Of course, we’re not sure whether she has clothes on either. But what she’s wearing under the curtain is anyone’s guess.

65. Come and check out this awesome new shower stall.

Well, this is probably the limits of censorship as far as the 1950s go. Still, keep your minds out of the gutter.

Well, this is probably the limits of censorship as far as the 1950s go. Still, keep your minds out of the gutter.

66. Take a trip in the underground roller coaster with a giant spider.

No matter how big or fake looking a spider may be, it still appears terrifying to many.

No matter how big or fake looking a spider may be, it still appears terrifying to many.

67. What better way to have a picnic than underwater?

I don't think the food will be great in the water.
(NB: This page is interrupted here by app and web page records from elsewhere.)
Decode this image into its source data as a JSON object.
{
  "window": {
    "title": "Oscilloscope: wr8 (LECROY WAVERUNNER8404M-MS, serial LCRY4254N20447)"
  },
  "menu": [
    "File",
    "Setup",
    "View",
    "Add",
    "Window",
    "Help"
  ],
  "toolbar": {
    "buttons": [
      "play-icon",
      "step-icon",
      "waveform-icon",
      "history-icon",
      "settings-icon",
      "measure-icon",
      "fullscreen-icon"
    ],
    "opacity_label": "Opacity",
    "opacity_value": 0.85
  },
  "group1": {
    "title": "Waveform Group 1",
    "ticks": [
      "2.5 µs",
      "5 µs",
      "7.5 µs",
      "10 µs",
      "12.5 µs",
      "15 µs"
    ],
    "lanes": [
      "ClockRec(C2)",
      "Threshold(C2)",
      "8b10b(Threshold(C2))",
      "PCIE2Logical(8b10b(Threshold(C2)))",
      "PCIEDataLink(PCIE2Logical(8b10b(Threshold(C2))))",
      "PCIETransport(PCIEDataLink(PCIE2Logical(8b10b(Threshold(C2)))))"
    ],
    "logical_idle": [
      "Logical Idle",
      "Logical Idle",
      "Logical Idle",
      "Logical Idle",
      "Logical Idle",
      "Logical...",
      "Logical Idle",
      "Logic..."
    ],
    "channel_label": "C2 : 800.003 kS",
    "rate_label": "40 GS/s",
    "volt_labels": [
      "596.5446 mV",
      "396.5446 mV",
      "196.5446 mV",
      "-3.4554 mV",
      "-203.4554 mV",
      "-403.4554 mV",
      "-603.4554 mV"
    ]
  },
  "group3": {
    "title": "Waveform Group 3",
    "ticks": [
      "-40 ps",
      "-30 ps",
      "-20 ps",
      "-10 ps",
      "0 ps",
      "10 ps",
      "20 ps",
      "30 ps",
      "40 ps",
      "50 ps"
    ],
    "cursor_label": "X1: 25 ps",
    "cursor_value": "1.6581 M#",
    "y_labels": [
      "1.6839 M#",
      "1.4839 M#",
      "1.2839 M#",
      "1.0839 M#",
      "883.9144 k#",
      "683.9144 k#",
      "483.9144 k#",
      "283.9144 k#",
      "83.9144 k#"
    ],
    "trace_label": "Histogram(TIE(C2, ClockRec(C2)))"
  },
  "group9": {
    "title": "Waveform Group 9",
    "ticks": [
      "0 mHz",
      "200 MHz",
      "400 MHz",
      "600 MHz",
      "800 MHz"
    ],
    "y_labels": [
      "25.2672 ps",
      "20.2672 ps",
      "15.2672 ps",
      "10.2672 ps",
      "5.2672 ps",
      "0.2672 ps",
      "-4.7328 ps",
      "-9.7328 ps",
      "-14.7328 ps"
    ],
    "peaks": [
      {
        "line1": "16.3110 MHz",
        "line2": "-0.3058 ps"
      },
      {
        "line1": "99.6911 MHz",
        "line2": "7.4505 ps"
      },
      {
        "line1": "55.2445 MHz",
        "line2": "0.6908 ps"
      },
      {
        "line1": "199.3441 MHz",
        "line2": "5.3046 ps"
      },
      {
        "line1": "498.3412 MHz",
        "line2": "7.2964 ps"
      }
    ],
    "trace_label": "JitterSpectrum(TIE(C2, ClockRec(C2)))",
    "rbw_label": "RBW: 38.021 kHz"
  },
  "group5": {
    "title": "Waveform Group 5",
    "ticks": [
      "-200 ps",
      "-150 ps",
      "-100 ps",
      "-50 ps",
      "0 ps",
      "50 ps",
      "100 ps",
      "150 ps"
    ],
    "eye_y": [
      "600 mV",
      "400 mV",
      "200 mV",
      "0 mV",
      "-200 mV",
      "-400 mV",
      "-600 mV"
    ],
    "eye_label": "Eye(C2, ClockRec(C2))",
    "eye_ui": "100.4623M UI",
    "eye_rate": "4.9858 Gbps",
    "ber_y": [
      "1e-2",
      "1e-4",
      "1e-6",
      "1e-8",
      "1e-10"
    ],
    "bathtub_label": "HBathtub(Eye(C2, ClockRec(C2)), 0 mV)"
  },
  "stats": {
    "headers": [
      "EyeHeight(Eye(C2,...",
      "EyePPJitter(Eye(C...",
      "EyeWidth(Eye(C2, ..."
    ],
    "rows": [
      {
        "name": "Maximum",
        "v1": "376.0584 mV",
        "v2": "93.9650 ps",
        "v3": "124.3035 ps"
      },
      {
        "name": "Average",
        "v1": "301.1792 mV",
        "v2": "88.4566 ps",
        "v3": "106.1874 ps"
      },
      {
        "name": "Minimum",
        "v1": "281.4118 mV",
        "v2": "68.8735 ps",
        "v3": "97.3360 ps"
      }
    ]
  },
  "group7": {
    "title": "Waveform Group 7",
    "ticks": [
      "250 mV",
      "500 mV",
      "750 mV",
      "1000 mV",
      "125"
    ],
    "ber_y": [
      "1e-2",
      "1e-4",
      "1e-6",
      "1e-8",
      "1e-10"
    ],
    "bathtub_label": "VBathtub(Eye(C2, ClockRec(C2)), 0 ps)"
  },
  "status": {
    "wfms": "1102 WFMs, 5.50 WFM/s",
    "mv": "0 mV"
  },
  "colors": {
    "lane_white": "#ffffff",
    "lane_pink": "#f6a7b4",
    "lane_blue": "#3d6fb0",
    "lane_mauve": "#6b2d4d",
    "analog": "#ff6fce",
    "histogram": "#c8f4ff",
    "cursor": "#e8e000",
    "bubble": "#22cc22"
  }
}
Besides, wouldn't the make up and lipstick be smeared already?

I don’t think the food will be great in the water. Besides, wouldn’t the make up and lipstick be smeared already?

68. Small children with parrots, wonder what can go wrong with that?

Either the parrots will attack the children or the kids will learn some naughty new words from them.

Either the parrots will attack the children or the kids will be introduced to a whole new vocabulary.

69. Some dogs just don’t know how to hunt.

You may have thought hunting is a skill which should come naturally to dogs. Still, it doesn't answer how this dog learned to read.

You may have thought hunting is a skill which should come naturally to dogs. Still, it doesn’t answer how this dog learned to read.

70. For those who haven’t seen one, here’s one of the legendary jackalope.

No way this isn't photoshopped or have any taxidermy involved, said no one ever. Seriously, jakalopes don't exist. Those hares with "antlers" were later found with a fungal infection. Or were perhaps glued. Still, it's a fine example of Western humor in taxidermy.

No way this isn’t photoshopped or have any taxidermy involved, said no one ever. Seriously, jakalopes don’t exist. Those hares with “antlers” were later found with a fungal infection. Or were perhaps glued. Still, it’s a fine example of Western humor in taxidermy.